5G network: 5G is a massive breakthrough that’s changing the way devices connect to the internet, and more importantly, to each other. In fact, as 5G is being rolled it’s changing everything that uses a wireless connection at this point, it is pretty much everything.
So, what’s so special about a 5G future?
First of all, it’s fast. Like, really fast — 20 gigabits per second over wireless. That’s 100-to-250-times faster than 4G. More impressive is 5G’s low-latency rate, or the amount of delay between the sending and receiving of information. 5G operates at latency of 1 millisecond or less, which is almost real-time. It is revolutionizing the future, and companies are spending billions to set up their networks and to fund new technologies that can use it.

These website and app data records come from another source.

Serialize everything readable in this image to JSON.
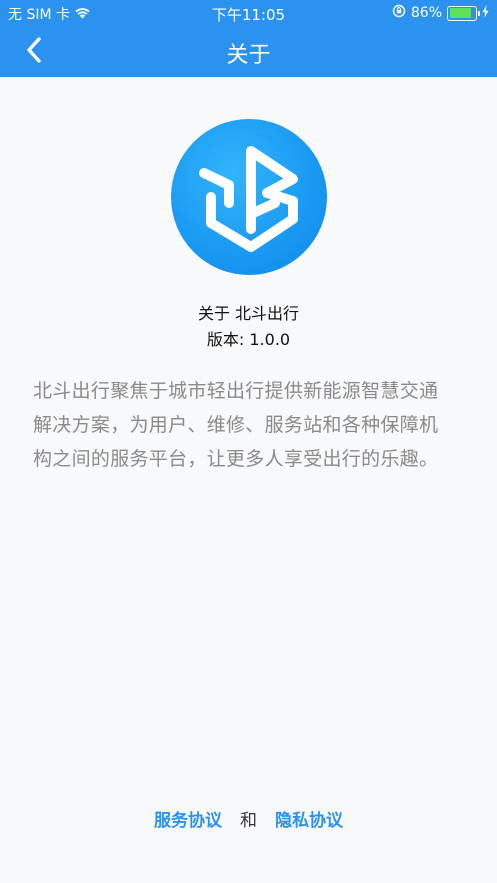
{
  "status_bar": {
    "carrier": "无 SIM 卡",
    "time": "下午11:05",
    "battery_percent": "86%",
    "battery_level": 0.86,
    "icons": [
      "wifi-icon",
      "orientation-lock-icon",
      "battery-icon",
      "charging-icon"
    ]
  },
  "nav": {
    "back_icon": "chevron-left-icon",
    "title": "关于"
  },
  "app": {
    "logo_icon": "app-logo-icon",
    "name": "关于 北斗出行",
    "version": "版本: 1.0.0"
  },
  "description": "北斗出行聚焦于城市轻出行提供新能源智慧交通解决方案，为用户、维修、服务站和各种保障机构之间的服务平台，让更多人享受出行的乐趣。",
  "footer": {
    "service_agreement": "服务协议",
    "and": "和",
    "privacy_agreement": "隐私协议"
  },
  "colors": {
    "primary": "#2b93ef",
    "background": "#f8f9fb",
    "description_text": "#8a8a8a"
  }
}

But few drawback do exist. 5G uses a mix of frequencies, with most of the attention on millimetre waves compared to the 15-40 centimetre-long waves used by 4G. And shorter waves and higher frequencies have one big drawback: they don’t go very far. Whereas on 4G networks, you can go ten kilometres and barely lose signal. 5G maxes out at about 300 meters, and it can’t even go through walls or rain.
So, what does that mean? Well, it’s a gift and a curse. Having such a short signal distance means building a lot of transmitters, every couple hundred meters in every direction. On the other hand, it also means that you can pack more devices into one area.
For such scenarios 5G planning becomes very crucial and evident.
Before stepping in to 5G planning, let’s discuss on some 5G concepts like:
- Millimetre wave (mmWave) communications
- 5G mmW propagation modelling
Traditionally, cellular networks use frequencies from 300 MHz to 3 GHz to provide mobile broadband services, by transmitting a signal in this band, the received signal power is reliable for detecting after propagation over several kilometres. In particular, the indoor coverage can also be provided as the penetration loss is low in this sub-mmWave band. However, with the explosion of the data traffic, relying alone on the spectrum below 3 GHz will be no longer feasible data rate of 1-10 Gbps.
On the other hand, there is a large amount of spectrum above 3GHz, in particular of the mmWave range (30 GHz-300 GHz), to be explored for mobile communication. Due to its bandwidth in excess of 200 GHz and its potential to provide much higher capacity than the traditional cellular networks, the mmWave communications is selected as one of the key technologies for 5G NR.
In addition, mmWave goes well with massive MIMO and ultra-dense small cell deployment, two other key enabling technologies for 5G NR.
Effect of oxygen and water on Frequency band, shows how mmWave bands suffer from the oxygen absorption at the 57-64 GHz band, and water vapour absorption at the 164-200 GHz band. Due to their short wavelengths, mmWave signal propagation will be more affected by weather conditions and small objects. Rain and snow may affect the mmWave links dramatically. Small objects such as vehicles, trees, foliage, furniture, and human bodies will all affect mmWave signal propagation and even block the radio link completely. Therefore, radio planning tools that support mmWave are needed to study many “what – if” scenarios for mmWave small cell deployment.
For the accurate planning of 5G network, Lepton with its diversified experience and databases of geodata for modern networks can aide with highly precise 3d databases like 3D building models, elevation product, Integrating outdoor GIS and indoor 3D building models. These databases that forms the base for any planning tools when included with strong planning radio tools like Mentum, Atool would provide and network plan which is near perfect with maximum coverage, throughput and minimum fade points or interference zones.
A Case study on Fixed Wireless Access:
FWA is likely to be the earliest 5G use case. In FWA, an indoor customer premise equipment (CPE) will receive the signal from an outdoor macro cell and then retransmit to indoor users. In order to obtain optimal received signals from outdoor macro cells, the location where the CPE will be installed needs to be carefully considered. With advanced Radio Planning tools like and RF Analysis in 3D using data having joint outdoor indoor modelling capability, the good signal coverage regions for CPE locations are clearly identified, which help to ensure excellent indoor communications quality and to reduce the manual work of testing. Furthermore, given the candidate locations in coverage regions of good signal quality, the optimal CPE location can be obtained using optimization modules.